A new set of navigational technologies proposed by the Federal Aviation Administration could dramatically increase the numbers of airplanes flying over certain houses in Southwest Minneapolis. The planned introduction of those technologies has run into opposition from area residents, members of the Minneapolis City Council, and members of Minnesota's delegation to the state legislature.
Maps provided by the MSP airport Noise Oversight Committee, posted above, show the FAA predicts that traffic will dramatically increase over narrow swaths of Southwest Minneapolis. According to maps in a 2011 noise survey conducted by MAC, posted above, this traffic is currently distributed much more widely over Minneapolis and surrounding suburbs.

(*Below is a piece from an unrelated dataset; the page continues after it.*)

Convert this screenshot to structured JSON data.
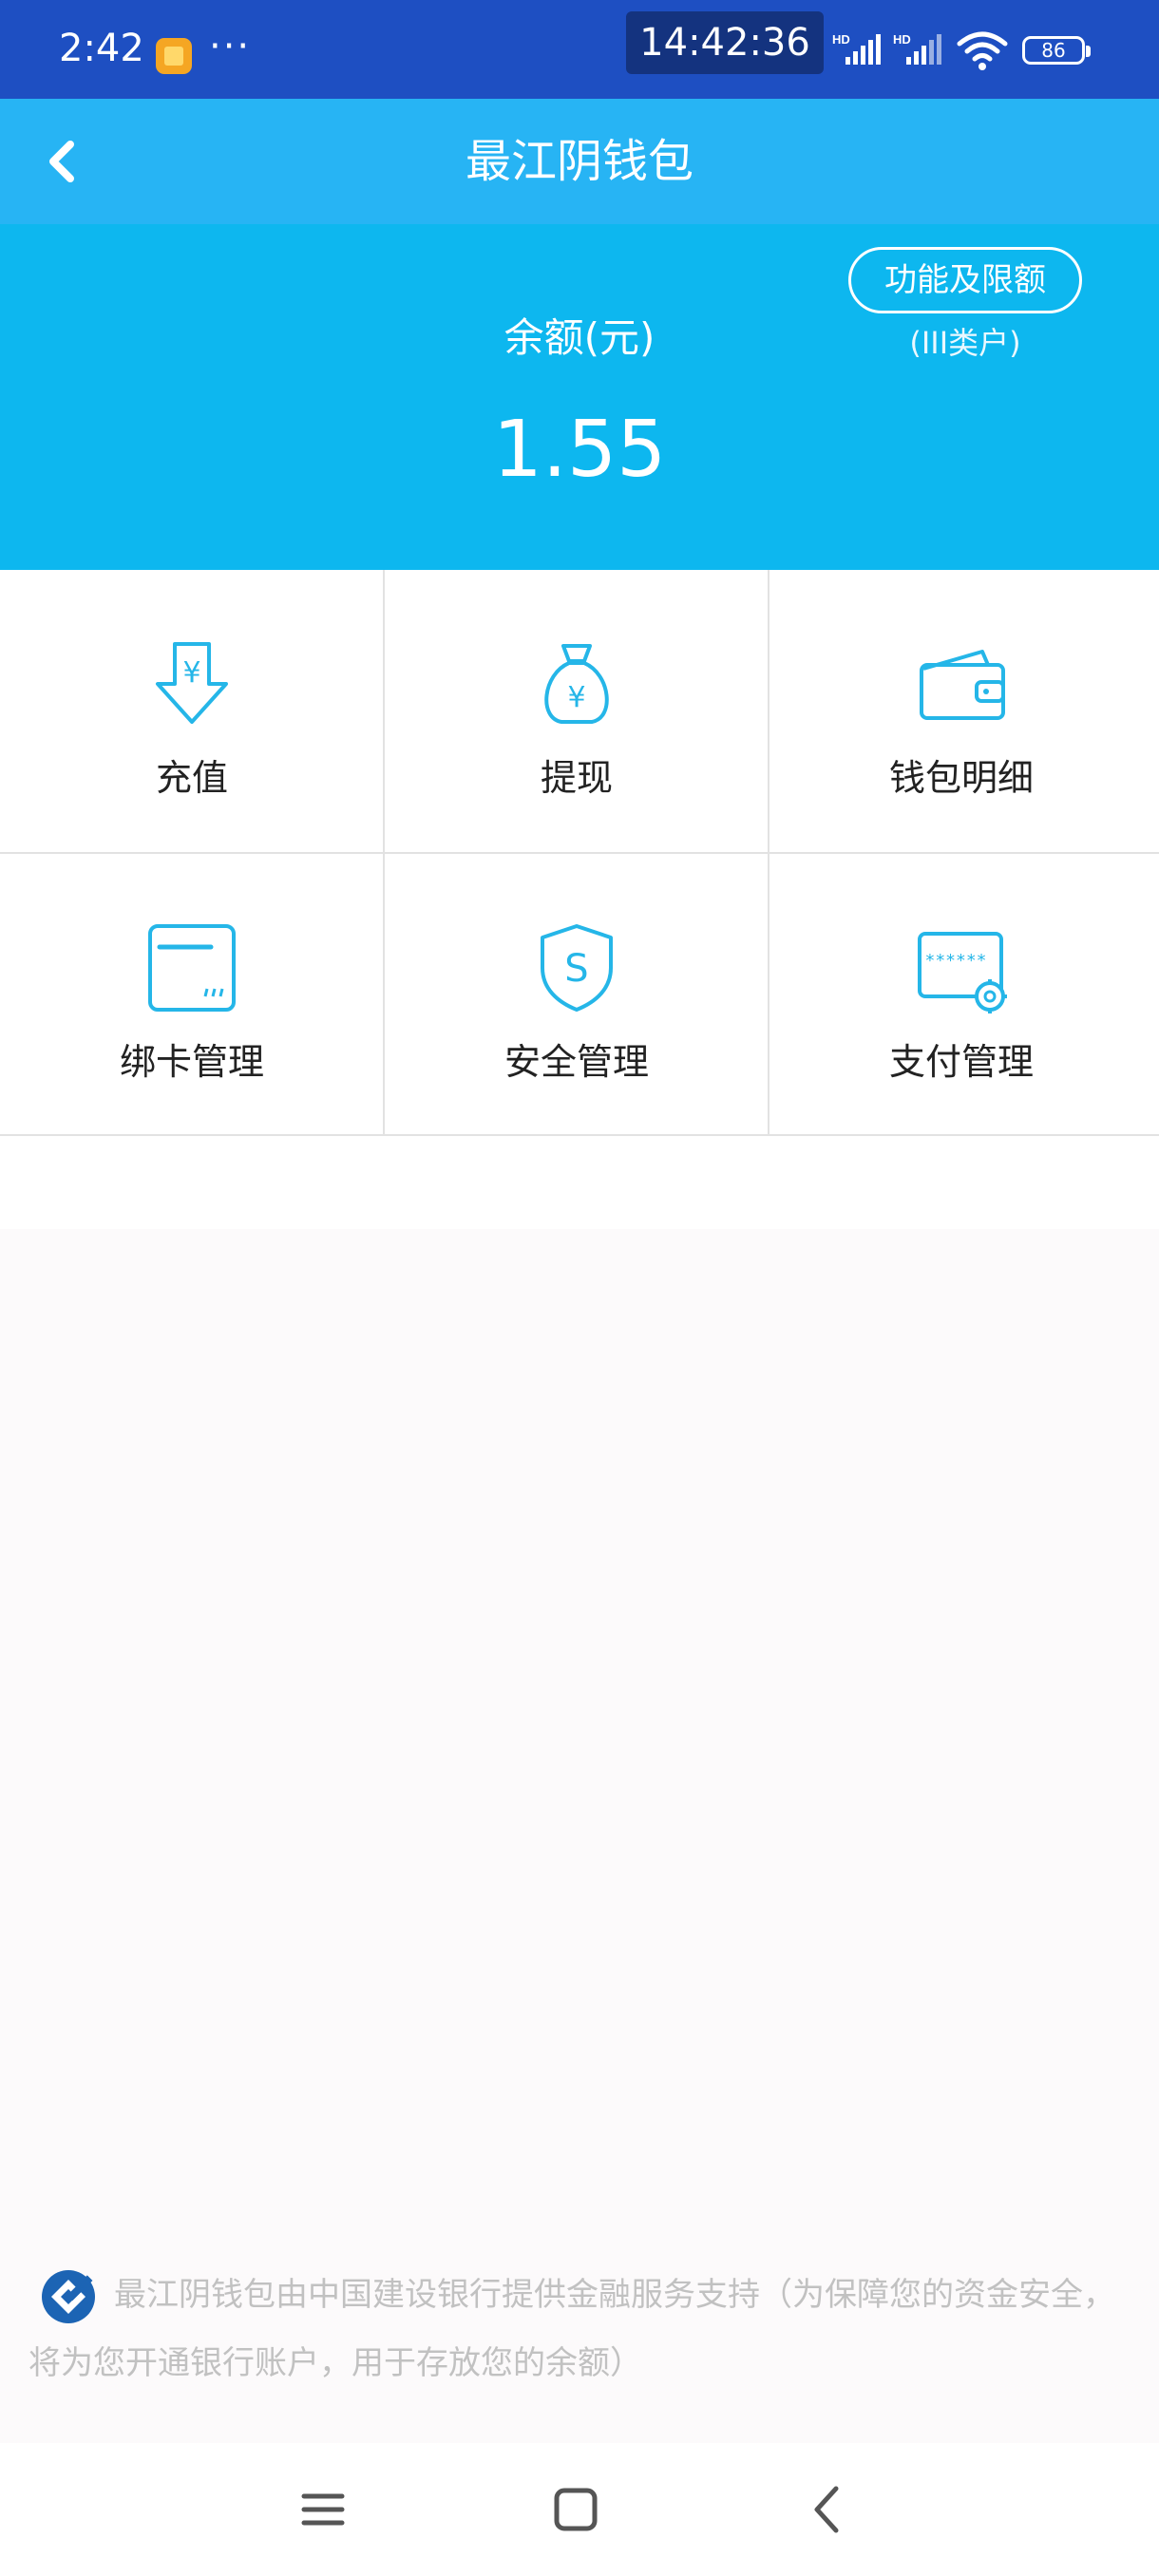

According to Patch's analysis of the MAC maps, Windom, Kenny, and Armatage residents currently see 110 planes fly overhead every day into Runways 30L and 30R. Under the new plan, residents on certain blocks would see 135 per day, concentrated in a narrow corridor. Southern Tangletown, Lynnhurst, Fulton, and Linden Hills would see only about 4 plane per day, down from around 53. Some Kingfield and East Harriet would see an increase from 26 planes per day to around 110.

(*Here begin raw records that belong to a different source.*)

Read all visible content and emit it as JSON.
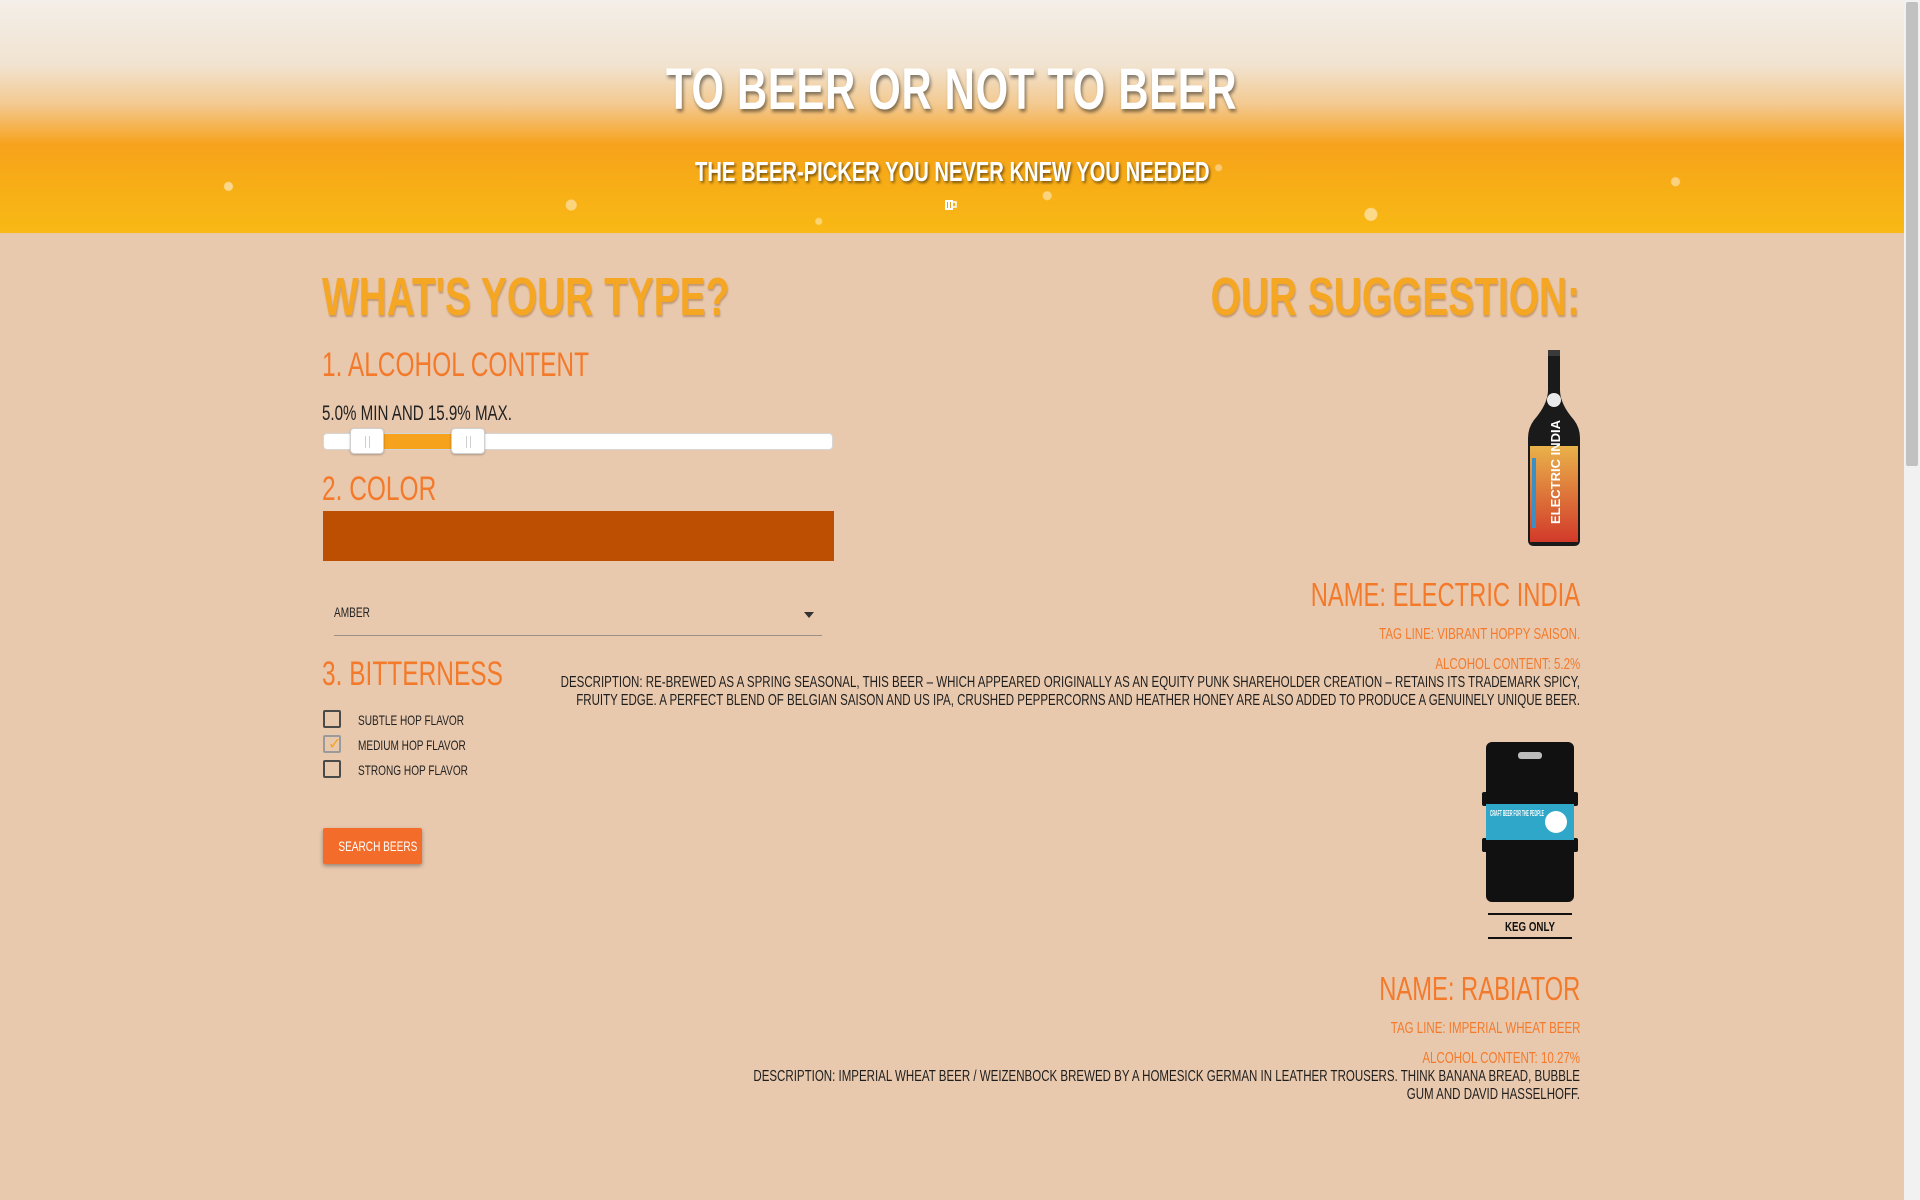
{
  "header": {
    "title": "TO BEER OR NOT TO BEER",
    "subtitle": "THE BEER-PICKER YOU NEVER KNEW YOU NEEDED",
    "icon": "beer-mug-icon"
  },
  "filters": {
    "heading": "WHAT'S YOUR TYPE?",
    "alcohol": {
      "heading": "1. ALCOHOL CONTENT",
      "summary": "5.0% MIN AND 15.9% MAX.",
      "min_value": 5.0,
      "max_value": 15.9
    },
    "color": {
      "heading": "2. COLOR",
      "swatch": "#bd4f03",
      "selected": "AMBER"
    },
    "bitterness": {
      "heading": "3. BITTERNESS",
      "options": [
        {
          "label": "SUBTLE HOP FLAVOR",
          "checked": false
        },
        {
          "label": "MEDIUM HOP FLAVOR",
          "checked": true
        },
        {
          "label": "STRONG HOP FLAVOR",
          "checked": false
        }
      ]
    },
    "search_label": "SEARCH BEERS"
  },
  "suggestions": {
    "heading": "OUR SUGGESTION:",
    "beers": [
      {
        "name": "NAME: ELECTRIC INDIA",
        "tagline": "TAG LINE: VIBRANT HOPPY SAISON.",
        "abv": "ALCOHOL CONTENT: 5.2%",
        "description": "DESCRIPTION: RE-BREWED AS A SPRING SEASONAL, THIS BEER – WHICH APPEARED ORIGINALLY AS AN EQUITY PUNK SHAREHOLDER CREATION – RETAINS ITS TRADEMARK SPICY, FRUITY EDGE. A PERFECT BLEND OF BELGIAN SAISON AND US IPA, CRUSHED PEPPERCORNS AND HEATHER HONEY ARE ALSO ADDED TO PRODUCE A GENUINELY UNIQUE BEER.",
        "image_label": "ELECTRIC INDIA"
      },
      {
        "name": "NAME: RABIATOR",
        "tagline": "TAG LINE: IMPERIAL WHEAT BEER",
        "abv": "ALCOHOL CONTENT: 10.27%",
        "description": "DESCRIPTION: IMPERIAL WHEAT BEER / WEIZENBOCK BREWED BY A HOMESICK GERMAN IN LEATHER TROUSERS. THINK BANANA BREAD, BUBBLE GUM AND DAVID HASSELHOFF.",
        "image_text": "CRAFT BEER FOR THE PEOPLE",
        "image_caption": "KEG ONLY"
      }
    ]
  },
  "colors": {
    "accent_orange": "#f47a2b",
    "heading_gold": "#f5a623",
    "background": "#e9c9ae",
    "button": "#f46c2a"
  }
}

The current noise contures are not expected to change significantly, according to projections, posted above.
MAC spokesperson Patrick Hogan told Patch on Thursday that those statistics are based on current air traffic volumes.

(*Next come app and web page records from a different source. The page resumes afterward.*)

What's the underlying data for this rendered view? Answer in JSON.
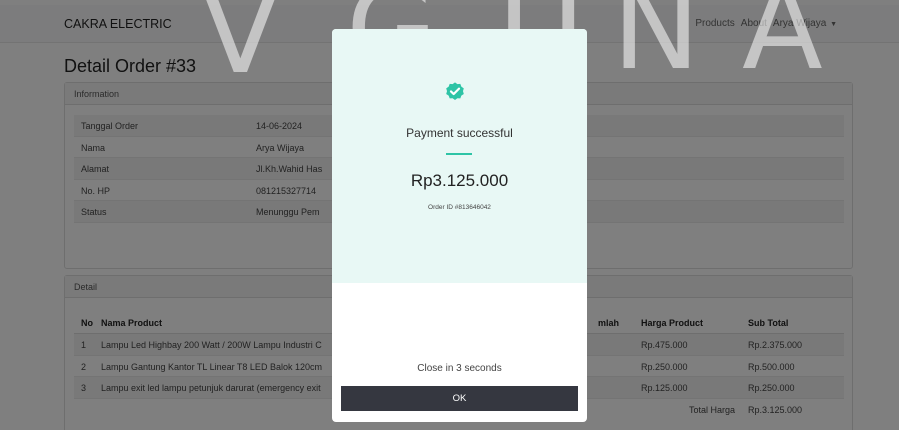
{
  "navbar": {
    "brand": "CAKRA ELECTRIC",
    "links": [
      "Products",
      "About"
    ],
    "user": "Arya Wijaya"
  },
  "page": {
    "title": "Detail Order #33"
  },
  "information": {
    "header": "Information",
    "rows": [
      {
        "label": "Tanggal Order",
        "value": "14-06-2024"
      },
      {
        "label": "Nama",
        "value": "Arya Wijaya"
      },
      {
        "label": "Alamat",
        "value": "Jl.Kh.Wahid Has"
      },
      {
        "label": "No. HP",
        "value": "081215327714"
      },
      {
        "label": "Status",
        "value": "Menunggu Pem"
      }
    ]
  },
  "detail": {
    "header": "Detail",
    "columns": {
      "no": "No",
      "name": "Nama Product",
      "qty": "mlah",
      "price": "Harga Product",
      "subtotal": "Sub Total"
    },
    "rows": [
      {
        "no": "1",
        "name": "Lampu Led Highbay 200 Watt / 200W Lampu Industri C",
        "price": "Rp.475.000",
        "subtotal": "Rp.2.375.000"
      },
      {
        "no": "2",
        "name": "Lampu Gantung Kantor TL Linear T8 LED Balok 120cm",
        "price": "Rp.250.000",
        "subtotal": "Rp.500.000"
      },
      {
        "no": "3",
        "name": "Lampu exit led lampu petunjuk darurat (emergency exit",
        "price": "Rp.125.000",
        "subtotal": "Rp.250.000"
      }
    ],
    "total_label": "Total Harga",
    "total_value": "Rp.3.125.000"
  },
  "watermark": {
    "letters": [
      "V",
      "G",
      "U",
      "N",
      "A"
    ]
  },
  "modal": {
    "icon": "check-badge-icon",
    "title": "Payment successful",
    "amount": "Rp3.125.000",
    "order_id": "Order ID #813646042",
    "close_text": "Close in 3 seconds",
    "ok_label": "OK"
  },
  "colors": {
    "modal_top_bg": "#e8f8f5",
    "accent": "#2ec4a6",
    "ok_button": "#353740"
  }
}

MAC will vote next week on whether to endorse the technology changes sought by the FAA, MPR reports . If it does not endorse the changes by the end of November, it reports, the FAA will have to delay implementing the changes for at least a year.